TASK DESCRIPTION: A single number is the whole answer: the count of lines in these entries that hold "dtds".

DATA FOR PROCESSING:
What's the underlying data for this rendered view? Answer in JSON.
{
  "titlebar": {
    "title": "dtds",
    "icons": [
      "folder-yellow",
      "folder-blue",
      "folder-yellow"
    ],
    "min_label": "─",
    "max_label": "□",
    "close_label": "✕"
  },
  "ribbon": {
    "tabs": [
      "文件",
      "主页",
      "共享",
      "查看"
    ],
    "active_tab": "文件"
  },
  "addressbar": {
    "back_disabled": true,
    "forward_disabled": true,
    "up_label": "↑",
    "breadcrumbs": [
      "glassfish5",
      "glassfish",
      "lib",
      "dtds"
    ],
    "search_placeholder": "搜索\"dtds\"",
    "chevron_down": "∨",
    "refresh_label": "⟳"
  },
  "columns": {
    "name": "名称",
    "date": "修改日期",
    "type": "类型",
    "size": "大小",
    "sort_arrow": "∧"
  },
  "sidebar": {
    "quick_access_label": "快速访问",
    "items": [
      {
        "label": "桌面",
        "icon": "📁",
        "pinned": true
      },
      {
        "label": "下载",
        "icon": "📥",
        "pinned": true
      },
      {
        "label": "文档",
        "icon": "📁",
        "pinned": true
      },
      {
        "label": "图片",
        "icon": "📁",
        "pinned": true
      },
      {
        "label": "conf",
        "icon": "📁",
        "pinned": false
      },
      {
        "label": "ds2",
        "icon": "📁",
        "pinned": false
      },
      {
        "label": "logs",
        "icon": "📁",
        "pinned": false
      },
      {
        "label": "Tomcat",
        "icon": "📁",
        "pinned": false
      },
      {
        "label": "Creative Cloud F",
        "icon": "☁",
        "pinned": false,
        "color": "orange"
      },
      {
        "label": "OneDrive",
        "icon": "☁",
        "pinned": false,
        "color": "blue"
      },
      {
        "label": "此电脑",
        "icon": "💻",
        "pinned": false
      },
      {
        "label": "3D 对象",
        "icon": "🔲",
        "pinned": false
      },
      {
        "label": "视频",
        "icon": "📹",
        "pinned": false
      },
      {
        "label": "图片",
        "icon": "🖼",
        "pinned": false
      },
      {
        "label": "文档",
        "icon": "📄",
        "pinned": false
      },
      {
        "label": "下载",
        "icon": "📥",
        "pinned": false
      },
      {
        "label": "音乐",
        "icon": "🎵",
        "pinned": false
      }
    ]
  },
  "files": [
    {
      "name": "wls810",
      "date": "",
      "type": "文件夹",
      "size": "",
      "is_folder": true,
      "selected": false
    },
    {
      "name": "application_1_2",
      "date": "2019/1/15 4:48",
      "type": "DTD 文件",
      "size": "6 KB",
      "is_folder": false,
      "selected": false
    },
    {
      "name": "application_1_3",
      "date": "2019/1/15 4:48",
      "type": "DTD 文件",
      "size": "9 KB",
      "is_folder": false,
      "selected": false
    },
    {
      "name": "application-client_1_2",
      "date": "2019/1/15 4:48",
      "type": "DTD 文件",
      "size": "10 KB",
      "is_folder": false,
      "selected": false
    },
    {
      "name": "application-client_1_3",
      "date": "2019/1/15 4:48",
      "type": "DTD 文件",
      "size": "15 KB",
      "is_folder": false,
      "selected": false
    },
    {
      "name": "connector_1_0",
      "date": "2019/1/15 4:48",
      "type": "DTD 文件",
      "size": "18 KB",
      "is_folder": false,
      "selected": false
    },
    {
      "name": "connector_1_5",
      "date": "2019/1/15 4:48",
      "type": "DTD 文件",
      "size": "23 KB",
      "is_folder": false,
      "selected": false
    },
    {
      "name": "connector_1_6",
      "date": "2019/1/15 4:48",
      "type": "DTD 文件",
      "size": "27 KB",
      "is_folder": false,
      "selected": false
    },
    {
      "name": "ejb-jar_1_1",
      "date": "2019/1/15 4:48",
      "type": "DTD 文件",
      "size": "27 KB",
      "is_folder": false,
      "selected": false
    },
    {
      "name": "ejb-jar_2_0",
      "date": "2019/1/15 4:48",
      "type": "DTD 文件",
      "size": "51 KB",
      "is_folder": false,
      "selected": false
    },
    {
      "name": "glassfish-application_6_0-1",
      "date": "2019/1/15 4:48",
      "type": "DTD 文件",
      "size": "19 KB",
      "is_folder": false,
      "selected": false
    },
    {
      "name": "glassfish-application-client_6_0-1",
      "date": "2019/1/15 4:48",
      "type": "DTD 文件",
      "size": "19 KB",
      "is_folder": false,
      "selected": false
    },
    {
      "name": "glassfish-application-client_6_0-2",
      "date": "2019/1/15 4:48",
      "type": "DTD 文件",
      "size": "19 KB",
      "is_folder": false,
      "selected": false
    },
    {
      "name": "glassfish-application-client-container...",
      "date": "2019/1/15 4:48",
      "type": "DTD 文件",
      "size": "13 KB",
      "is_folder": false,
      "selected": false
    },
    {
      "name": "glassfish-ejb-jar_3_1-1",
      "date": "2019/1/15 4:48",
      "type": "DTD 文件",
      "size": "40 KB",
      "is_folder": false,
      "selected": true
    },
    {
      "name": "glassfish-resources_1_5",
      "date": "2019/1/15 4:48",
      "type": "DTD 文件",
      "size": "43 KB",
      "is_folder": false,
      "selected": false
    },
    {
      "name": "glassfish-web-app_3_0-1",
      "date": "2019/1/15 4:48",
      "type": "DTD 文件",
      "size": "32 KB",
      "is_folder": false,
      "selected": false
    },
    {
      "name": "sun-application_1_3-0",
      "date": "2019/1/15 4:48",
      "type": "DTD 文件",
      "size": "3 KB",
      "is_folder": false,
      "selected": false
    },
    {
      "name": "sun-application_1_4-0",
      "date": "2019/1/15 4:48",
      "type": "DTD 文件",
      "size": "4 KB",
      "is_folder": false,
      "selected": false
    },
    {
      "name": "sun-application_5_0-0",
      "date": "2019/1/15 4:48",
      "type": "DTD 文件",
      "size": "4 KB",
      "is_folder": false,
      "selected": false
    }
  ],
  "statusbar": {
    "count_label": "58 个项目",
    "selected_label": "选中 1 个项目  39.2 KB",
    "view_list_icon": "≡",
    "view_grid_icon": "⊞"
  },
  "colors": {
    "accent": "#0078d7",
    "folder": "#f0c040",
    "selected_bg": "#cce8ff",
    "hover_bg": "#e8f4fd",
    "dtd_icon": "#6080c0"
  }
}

PROBLEM SOLUTION: 3